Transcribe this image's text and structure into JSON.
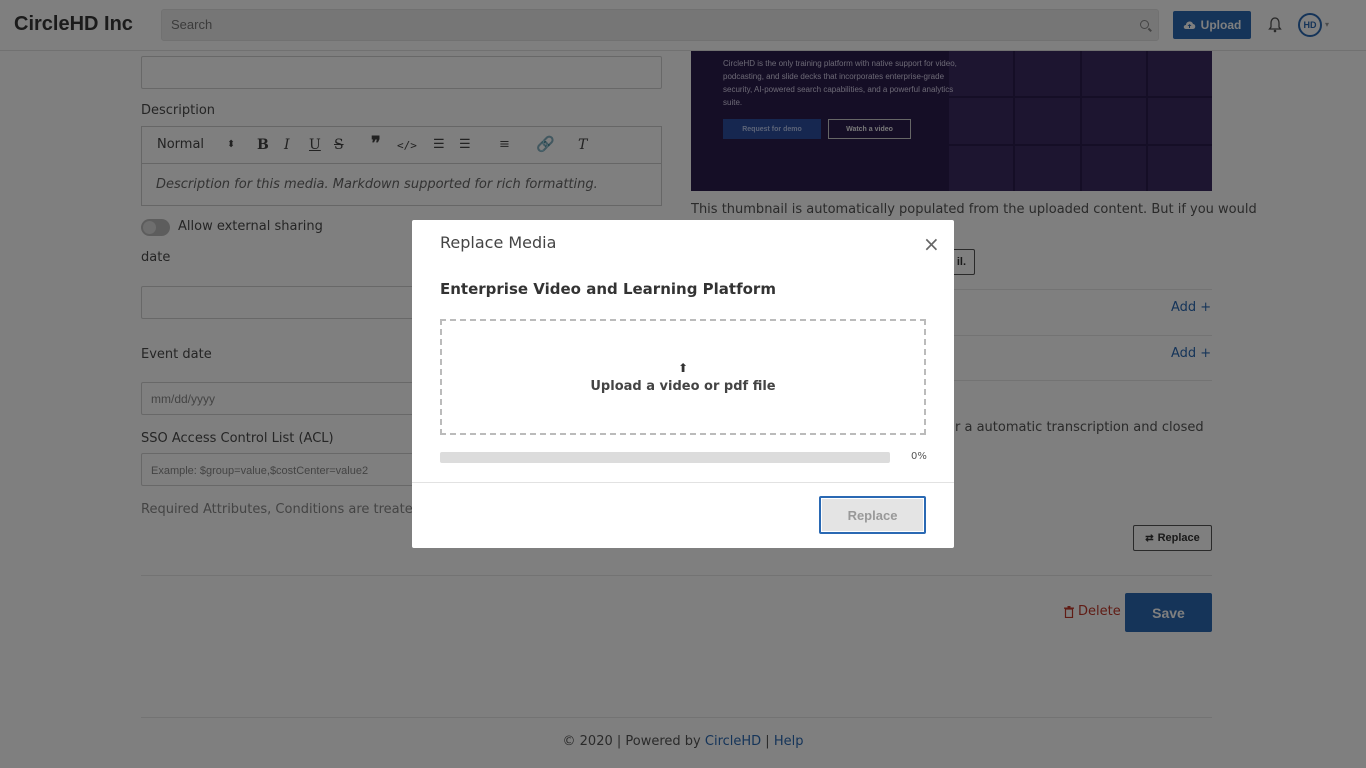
{
  "header": {
    "brand": "CircleHD Inc",
    "search_placeholder": "Search",
    "upload_label": "Upload",
    "avatar_initials": "HD"
  },
  "form": {
    "description_label": "Description",
    "format_select": "Normal",
    "description_placeholder": "Description for this media. Markdown supported for rich formatting.",
    "external_sharing_label": "Allow external sharing",
    "date_label": "date",
    "event_date_label": "Event date",
    "event_date_placeholder": "mm/dd/yyyy",
    "acl_label": "SSO Access Control List (ACL)",
    "acl_placeholder": "Example: $group=value,$costCenter=value2",
    "acl_help": "Required Attributes, Conditions are treated wi"
  },
  "thumbnail": {
    "text": "CircleHD is the only training platform with native support for video, podcasting, and slide decks that incorporates enterprise-grade security, AI-powered search capabilities, and a powerful analytics suite.",
    "demo_button": "Request for demo",
    "video_button": "Watch a video",
    "help_text": "This thumbnail is automatically populated from the uploaded content. But if you would",
    "small_button": "il."
  },
  "right": {
    "add_1": "Add +",
    "add_2": "Add +",
    "transcription_text": "r a automatic transcription and closed",
    "replace_label": "Replace"
  },
  "actions": {
    "delete_label": "Delete",
    "save_label": "Save"
  },
  "footer": {
    "copyright": "© 2020 | Powered by ",
    "brand_link": "CircleHD",
    "separator": " | ",
    "help_link": "Help"
  },
  "modal": {
    "title": "Replace Media",
    "close": "×",
    "media_title": "Enterprise Video and Learning Platform",
    "dropzone_icon": "⬆",
    "dropzone_text": "Upload a video or pdf file",
    "progress_value": 0,
    "progress_text": "0%",
    "replace_button": "Replace"
  }
}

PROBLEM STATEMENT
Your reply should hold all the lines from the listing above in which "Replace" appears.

OUTPUT OF THE TASK
    "replace_label": "Replace"
    "title": "Replace Media",
    "replace_button": "Replace"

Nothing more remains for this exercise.